So how does KRAS link to MET?


This is a totally unexpected finding, as I said. We need to carefully follow this information in the phase III because it could be that we don’t know completely, for instance, the co-inhibition of two pathways it’s leading to. There are preclinical models telling us that also in the wild type EGFR cell lines the co-inhibition of the EGFR pathway and consequently in the cell line that is not addicted to EGFR, but the inhibition of the EGFR pathway, together with the inhibition of the c-MET pathway, they are leading to a KRAS inhibition, they are leading to a better inhibition. Obviously KRAS is playing an important role in the transmission of the signal and consequently we need to carefully follow the larger cohort, hopefully, that we will get from the phase III study.


So would the idea be that the drug will be tested on selected patients that have this mutation?

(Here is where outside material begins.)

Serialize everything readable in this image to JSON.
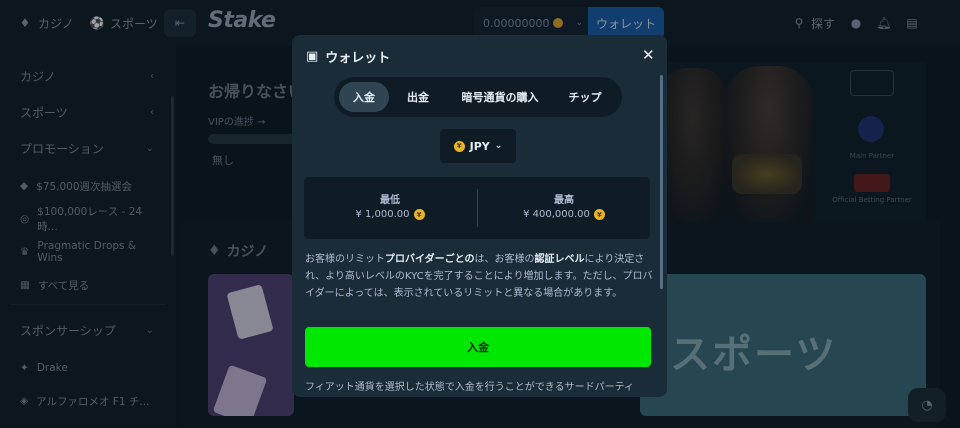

We need to put this data into a more general context also with the data that are coming out from other MET inhibitors, including monoclonal antibodies and other TKIs. There is a general trend across several studies that there is a much better benefit for those patients who are c-MET positive at the immunohistochemistry, being defined in positivity for those tumours having more than 50% positive cells. So this is true for another experimental compound as well as for the MetMAb monoclonal antibody and it was also true for tivantinib in the hepatocellular carcinoma study that has been presented at ASCO 2012. So this is something that, again, I’m not making any final statement, I’m saying that the fact that you have much more expression of the protein makes sense; that probably you are getting a much better activity through the inhibition of the MET pathway at the different levels. But this is something that we need to validate prospectively in the context of a phase III clinical trial.


Thank you.